Alana Stein podcastE186: Deep dive into challenges people face accessing food pantries

November 7, 2022

The COVID-19 pandemic deeply impacted the US food chain and has heightened attention on nonprofit food pantries and soup kitchens. Today’s guest argues that sometimes the people most in need of food face the most challenges in getting it because of food pantry operating procedures. Our guest, Alana Stein has conducted research on these issues at the University of California at Davis.

Related podcasts: COVID-19 Pandemic Impacts on Food | Diet & Nutrition | Equity, Race & Food Justice | Food Banks, Food Pantries & Soup Kitchens | Food Insecurity |


Marion Nestle podcastE182: Memoir and Marion Nestle – Slow Cooked

October 3, 2022

Pioneer, path breaker, field builder. These are all descriptions that apply to our guest today, Dr. Marion Nestle. Marion Nestle is the Paulette Goddard Professor of Nutrition, Food Studies, and Public Health emerita at New York University. She has been a major force in food policy for decades, partly because she is a brilliant communicator and a prolific author. Her groundbreaking book, “Food Politics,” has been published in several editions. Another book, “Unsavory Truth: How The Food Companies Skew The Science of What We Eat,” is a classic. And this just begins the list. But today we’re talking about Marion’s newest book, which is a memoir called, “Slow Cooked: An Unexpected Life in Food Politics”. It offers an unprecedented look into the life, the thinking, and the passions of one of the top figures in the field.

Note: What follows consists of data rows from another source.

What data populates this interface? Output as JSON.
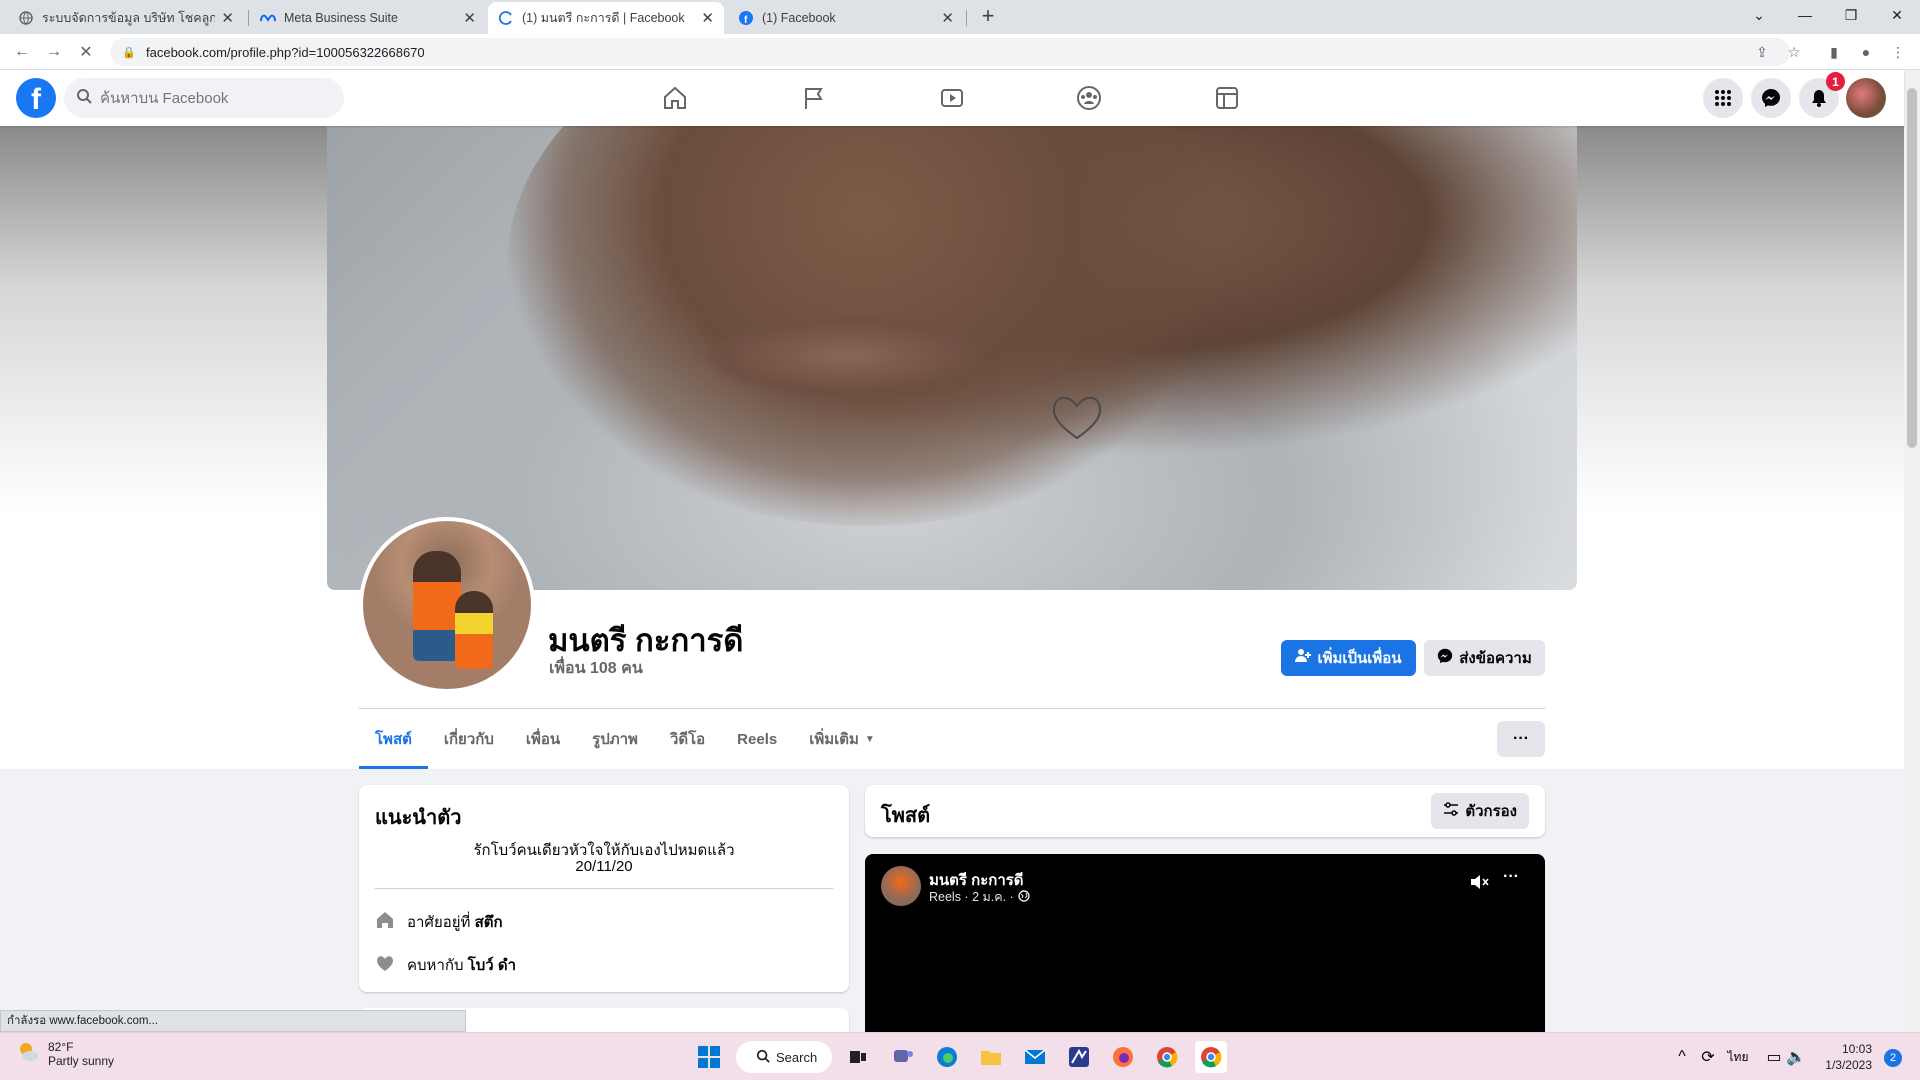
{
  "browser": {
    "tabs": [
      {
        "title": "ระบบจัดการข้อมูล บริษัท โชคลูกโชค ."
      },
      {
        "title": "Meta Business Suite"
      },
      {
        "title": "(1) มนตรี กะการดี | Facebook"
      },
      {
        "title": "(1) Facebook"
      }
    ],
    "url": "facebook.com/profile.php?id=100056322668670",
    "status_text": "กำลังรอ www.facebook.com..."
  },
  "fb": {
    "search_placeholder": "ค้นหาบน Facebook",
    "notification_count": "1"
  },
  "profile": {
    "name": "มนตรี กะการดี",
    "friends": "เพื่อน 108 คน",
    "add_friend_label": "เพิ่มเป็นเพื่อน",
    "message_label": "ส่งข้อความ",
    "tabs": [
      "โพสต์",
      "เกี่ยวกับ",
      "เพื่อน",
      "รูปภาพ",
      "วิดีโอ",
      "Reels",
      "เพิ่มเติม"
    ]
  },
  "intro": {
    "title": "แนะนำตัว",
    "bio_line1": "รักโบว์คนเดียวหัวใจให้กับเองไปหมดแล้ว",
    "bio_line2": "20/11/20",
    "lives_prefix": "อาศัยอยู่ที่",
    "lives_value": "สตึก",
    "dating_prefix": "คบหากับ",
    "dating_value": "โบว์ ดำ"
  },
  "posts": {
    "title": "โพสต์",
    "filter_label": "ตัวกรอง",
    "reel_author": "มนตรี กะการดี",
    "reel_meta": "Reels · 2 ม.ค. ·"
  },
  "taskbar": {
    "temp": "82°F",
    "weather": "Partly sunny",
    "search_label": "Search",
    "lang": "ไทย",
    "time": "10:03",
    "date": "1/3/2023",
    "notif_count": "2"
  },
  "colors": {
    "fb_blue": "#1877f2",
    "accent": "#1b74e4",
    "badge_red": "#e41e3f"
  }
}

Related podcasts: Diet & Nutrition | Equity, Race & Food Justice | Food Policy | History & Food |